  • Use inform indenting.
Use 2 or 3 spaces per indentation level, do not use tabulators because they are rendered differently in different settings.

while (i < j)
  if (i <= k)
    i = i+1;
    i = 0;
    j = j-1;
  • Choose speaking names for your identifiers.
    • Variables: nouns, potentially accompanied by adjectives (except perhaps for loop indices which can be named i,j,...)
name, number, lastNode
    • Functions with an effect: commands
print(s), printHeader(t), processFile(f)
    • Functions that compute results without side effects: nouns
y = factorial(x), z = min(x,y)
    • Types/classes: nouns representing kinds of objects (often capitalized to distinguish them from variables)
Nat, Record, File
  • Write a comment for every global variable (a variable declared on the name space or class level).
And also for those variables local to a function where additional information seems appropriate.

int length; // number of elements on the stack

// pointer to the element table
// (null, if length == 0)
int *table;
  • Write a comment header for every file.
The header should explains the overall content of the file and gives information about its development and ownership.

// ---------------------------------------------------------
// File.h
// class File for file manipulation and associated operations.
// Author: Wolfgang Schreiner <>
// Last Modification: 10.2.2009
// (c) Wolfgang Schreiner, 2009
// ----------------------------------------------------------
  • Write a comment header for every class declaration.
The header should explain the overall purpose of the class.
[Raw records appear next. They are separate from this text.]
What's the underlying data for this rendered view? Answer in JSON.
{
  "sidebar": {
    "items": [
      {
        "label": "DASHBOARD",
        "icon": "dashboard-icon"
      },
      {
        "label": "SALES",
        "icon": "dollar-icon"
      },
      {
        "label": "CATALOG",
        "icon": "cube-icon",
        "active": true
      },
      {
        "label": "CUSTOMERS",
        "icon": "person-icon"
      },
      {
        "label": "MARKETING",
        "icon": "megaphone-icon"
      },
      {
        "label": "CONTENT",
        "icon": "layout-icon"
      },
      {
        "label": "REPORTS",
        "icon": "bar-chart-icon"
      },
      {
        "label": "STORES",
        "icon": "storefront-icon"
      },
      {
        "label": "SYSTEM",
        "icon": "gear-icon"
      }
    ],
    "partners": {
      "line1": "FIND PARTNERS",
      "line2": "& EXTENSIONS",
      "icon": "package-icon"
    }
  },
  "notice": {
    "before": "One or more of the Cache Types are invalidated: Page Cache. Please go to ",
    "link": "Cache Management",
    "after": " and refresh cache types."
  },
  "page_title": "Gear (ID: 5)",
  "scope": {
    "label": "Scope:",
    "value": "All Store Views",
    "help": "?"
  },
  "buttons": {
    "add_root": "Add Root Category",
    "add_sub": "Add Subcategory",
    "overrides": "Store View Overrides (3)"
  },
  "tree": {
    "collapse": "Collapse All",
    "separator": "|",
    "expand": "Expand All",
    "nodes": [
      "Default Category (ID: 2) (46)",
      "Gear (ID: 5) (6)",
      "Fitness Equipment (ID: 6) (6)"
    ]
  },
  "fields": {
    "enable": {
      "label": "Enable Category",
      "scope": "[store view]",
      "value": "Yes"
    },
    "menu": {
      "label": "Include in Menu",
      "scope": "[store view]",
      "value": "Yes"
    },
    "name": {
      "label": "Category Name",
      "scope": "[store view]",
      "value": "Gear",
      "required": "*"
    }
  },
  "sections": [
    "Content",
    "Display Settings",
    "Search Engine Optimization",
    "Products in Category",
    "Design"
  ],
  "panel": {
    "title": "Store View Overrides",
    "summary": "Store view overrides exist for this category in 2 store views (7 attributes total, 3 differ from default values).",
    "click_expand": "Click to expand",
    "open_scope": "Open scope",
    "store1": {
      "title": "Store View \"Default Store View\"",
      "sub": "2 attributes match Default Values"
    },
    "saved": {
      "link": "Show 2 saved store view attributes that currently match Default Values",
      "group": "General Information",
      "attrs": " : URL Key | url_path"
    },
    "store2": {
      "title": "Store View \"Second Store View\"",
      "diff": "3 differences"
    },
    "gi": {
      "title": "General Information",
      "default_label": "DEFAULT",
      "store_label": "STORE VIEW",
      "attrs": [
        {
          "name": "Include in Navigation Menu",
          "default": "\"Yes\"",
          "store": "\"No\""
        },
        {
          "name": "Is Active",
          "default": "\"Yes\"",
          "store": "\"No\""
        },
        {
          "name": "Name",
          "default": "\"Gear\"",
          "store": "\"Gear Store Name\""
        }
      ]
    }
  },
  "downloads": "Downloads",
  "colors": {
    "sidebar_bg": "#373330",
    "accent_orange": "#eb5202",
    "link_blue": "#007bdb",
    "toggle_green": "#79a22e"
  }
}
// -----------------------------------------------------------
// IntStack: a stack of integer values.
// A stack is represented by a dynamically expanded array,
// i.e. it can contain an arbitrary number of elements.
// -----------------------------------------------------------
class Stack { ... }
  • Write a comment header for every function declaration and definition.
The header should specify the externally visible behavior (not the internal implementation) of the function such that other people can use the function without looking into the source of the implementation. Such a specification in general consists of

    • an input condition: what must be true for the values of parameters and global variables such that the function may be called.
    • an output condition: what is true for the values of parameters and global variables after the function has been called.
    • an effect description: any visible behavior that is not adequately covered by the output condition.
// -----------------------------------------------------------
// e = stack.popAndPrint()
// e is popped from the stack and printed.
// Input condition: the stack is not empty
//   stack.length() > 0
// Output condition: e is the element on the top of the old stack
//   e == old(
// The new stack is the old stack with the top element removed:
//   stack.length() == old(stack.length()-1)
// == old( for all 0 <= i < stack.length
// Effect: prints e on std::cout.
// -----------------------------------------------------------
int IntStack::popAndPrint() { ... }